As 2019 draws to a close, we’re looking back at some of the recent achievements members of our Les Turner ALS Center at Northwestern Medicine made to ensure our Les Turner ALS families receive the most comprehensive care in Chicagoland and that we are moving closer towards our vision of seeing a world free of ALS.
Hande Ozdinler, PhD, Associate Professor of Neurology at Northwestern University Feinberg School of Medicine was awarded a $3.1 million grant from the National Institute on Aging alongside Richard B. Silverman, best known for his invention of the blockbuster drug, Lyrica.
With this grant, the largest ALS drug discovery grant Northwestern has ever received, Drs. Ozdinler and Silverman will investigate new and unique ALS drug therapies.
Over 100 physicians, nurses and healthcare professionals attended Northwestern’s Second Annual Updates in the Diagnosis and Management of ALS.
Led by John M. Coleman III, MD and Senda Ajroud-Driss, MD, the conference teaches providers from the Chicagoland area how to more effectively diagnose and treat ALS. This approach ensures people living with ALS are receiving the highest quality of care, helping them live longer, better lives.
Our Lois Insolia ALS Clinic at the Les Turner ALS Center at Northwestern Medicine was selected as a participating site for the first-ever ALS platform trial aimed at advancing the development of ALS treatments.

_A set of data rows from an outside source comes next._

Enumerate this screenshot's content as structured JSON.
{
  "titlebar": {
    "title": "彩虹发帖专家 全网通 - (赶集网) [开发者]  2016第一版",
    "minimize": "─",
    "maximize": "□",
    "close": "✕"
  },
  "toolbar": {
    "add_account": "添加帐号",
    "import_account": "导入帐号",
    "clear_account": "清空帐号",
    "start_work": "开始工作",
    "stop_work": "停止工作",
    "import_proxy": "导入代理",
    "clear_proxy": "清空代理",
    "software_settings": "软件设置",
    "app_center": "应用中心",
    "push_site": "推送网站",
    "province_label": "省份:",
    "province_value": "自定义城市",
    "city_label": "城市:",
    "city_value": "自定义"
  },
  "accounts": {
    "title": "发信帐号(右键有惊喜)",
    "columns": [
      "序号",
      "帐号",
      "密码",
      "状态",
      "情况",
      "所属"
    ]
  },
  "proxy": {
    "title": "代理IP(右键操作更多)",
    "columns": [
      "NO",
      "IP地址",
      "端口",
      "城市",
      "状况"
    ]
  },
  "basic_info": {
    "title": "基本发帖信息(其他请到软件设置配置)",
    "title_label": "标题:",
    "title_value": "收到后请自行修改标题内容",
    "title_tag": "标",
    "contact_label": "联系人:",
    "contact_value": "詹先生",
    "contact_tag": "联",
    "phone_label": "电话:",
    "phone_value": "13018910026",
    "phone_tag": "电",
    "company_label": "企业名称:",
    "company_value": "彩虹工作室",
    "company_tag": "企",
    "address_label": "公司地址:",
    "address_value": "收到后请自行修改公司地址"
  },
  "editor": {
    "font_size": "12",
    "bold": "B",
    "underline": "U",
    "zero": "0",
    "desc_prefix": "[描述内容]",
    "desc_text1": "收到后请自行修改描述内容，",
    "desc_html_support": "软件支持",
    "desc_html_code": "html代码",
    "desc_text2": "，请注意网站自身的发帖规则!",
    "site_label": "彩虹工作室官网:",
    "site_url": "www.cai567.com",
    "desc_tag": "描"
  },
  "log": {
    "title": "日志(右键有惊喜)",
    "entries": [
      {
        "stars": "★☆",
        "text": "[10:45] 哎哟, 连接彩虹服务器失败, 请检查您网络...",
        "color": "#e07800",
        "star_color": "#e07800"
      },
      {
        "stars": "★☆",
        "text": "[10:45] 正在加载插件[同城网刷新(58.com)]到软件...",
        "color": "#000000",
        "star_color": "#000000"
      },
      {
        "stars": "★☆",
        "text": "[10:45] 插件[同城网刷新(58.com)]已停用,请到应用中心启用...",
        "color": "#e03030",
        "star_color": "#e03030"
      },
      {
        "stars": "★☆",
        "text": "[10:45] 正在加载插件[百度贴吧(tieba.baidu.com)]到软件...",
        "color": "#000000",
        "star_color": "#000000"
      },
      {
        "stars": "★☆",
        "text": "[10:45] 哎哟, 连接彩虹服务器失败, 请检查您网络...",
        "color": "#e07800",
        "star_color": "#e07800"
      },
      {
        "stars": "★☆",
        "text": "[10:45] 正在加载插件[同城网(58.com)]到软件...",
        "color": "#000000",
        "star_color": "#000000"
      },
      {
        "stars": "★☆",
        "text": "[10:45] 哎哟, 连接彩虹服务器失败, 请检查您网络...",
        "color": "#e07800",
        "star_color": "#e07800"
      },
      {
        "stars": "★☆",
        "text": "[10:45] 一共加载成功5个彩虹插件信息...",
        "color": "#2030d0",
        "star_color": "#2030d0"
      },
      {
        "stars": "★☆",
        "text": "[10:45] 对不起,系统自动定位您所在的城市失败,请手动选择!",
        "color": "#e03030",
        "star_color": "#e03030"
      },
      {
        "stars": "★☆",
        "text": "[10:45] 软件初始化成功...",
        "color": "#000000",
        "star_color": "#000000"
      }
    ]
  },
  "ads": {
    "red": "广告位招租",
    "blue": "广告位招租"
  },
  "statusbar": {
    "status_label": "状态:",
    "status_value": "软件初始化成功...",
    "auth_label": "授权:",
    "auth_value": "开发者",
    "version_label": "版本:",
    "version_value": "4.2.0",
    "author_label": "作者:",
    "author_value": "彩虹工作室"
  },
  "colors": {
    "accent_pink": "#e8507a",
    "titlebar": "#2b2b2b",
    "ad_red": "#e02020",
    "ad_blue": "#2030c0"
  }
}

A “platform trial” differs from a conventional clinical trial because it incorporates multiple treatments into the process. This increases the chance a person involved in the trial receives active treatment as well as allows drug companies the ability to evaluate and test multiple treatments simultaneously, creating a quicker pathway for drugs to come to market and be made available for all people living with ALS.
Through the collaboration of members of our Center and numerous other advocates from our greater ALS community, the U.S. Food and Drug Administration released the long-awaited ALS Drug Guidance.
The purpose of the guidance is to assist those looking to develop drug and other biological products for the treatment of ALS. Our hope is for companies to initiate faster and more efficient ALS drug development programs in our shared vision of a world free of ALS.
Evangelos Kiskinis, PhD, Assistant Professor in the Ken and Ruth Davee Department of Neurology, received a New York Stem Cell Foundation – Robertson Investigator Award.
The NYSCF Investigator Program fosters and encourages promising early-career scientists whose research holds the potential to accelerate treatments and cures for their respective diseases.
The $1.5 million award will be used in Dr. Kiskinis’ work to identify targets for therapeutic interventions for ALS and pediatric forms of epilepsy.
Colin Franz, MD, PhD, of the Kiskinis lab at our Center published a review article exploring the relationship between traumatic brain injury (TBI) and ALS.
“Several recent clinical studies have found an association between traumatic brain injury (TBI) and ALS,” explains Dr. Franz, “but there is still not an expert consensus on whether TBI is a risk factor for developing ALS.”
In their recent publication, Dr. Franz and his co-authors propose that TBI may, in fact, contribute to an ALS diagnosis in a subset of patients.
In November, we welcomed some of the best and brightest minds in the ALS field to our Les Turner ALS Symposium on ALS and NeuroRepair.
Members of our Center, as well as researchers from across the United States, presented their latest findings and shared their insight.
Symposiums like ours offer a unique opportunity for researchers to come together, ask questions, learn from one another and even make plans to collaborate on upcoming projects. Furthermore, we also offered a Clinical Conversations Panel that welcomed questions from professionals and people living with ALS and their families.
Teepu Siddique, MD, PhD, was awarded a $1.3 million grant, over 3 years, by the National ALS Registry. Dr. Siddique research study will look for genetic variants of an innate immunity protein in ALS patient DNA and RNA.
Dr. Siddique pioneered the molecular genetic approach to ALS in 1984, leading a world-wide collaboration that successfully identified the first genetic cause of ALS, the gene SOD1, in 1993.
This December, our global ALS community gathered in Perth, Australia for the 30th International Symposium on ALS/MND.
As a founding member of the International Alliance of ALS/MND Associations, we send members of our Les Turner ALS family to this annual research event to collaborate with our fellow ALS/MND advocates from around the world.
And this year, we are pleased to share our CEO, Andrea Pauls Backman, joined the Board of Directors of the Alliance.
Andrea’s position on the Alliance’s Board continues our long-held legacy of participation and collaboration with the Alliance. After our former Executive Director, Wendy Abrams, helped to establish the Alliance back in 1992, she served as Chair of the Board, twice, during her tenure.
We are so grateful for the tireless work our researchers, clinicians and staff at our Les Turner ALS Center at Northwestern Medicine are doing to provide the best multidisciplinary care and make our vision of a world free of ALS a reality. We can’t thank them enough for their commitment. And we can’t thank you enough for your continued and consistent support of the work we do in the Chicagoland and global communities.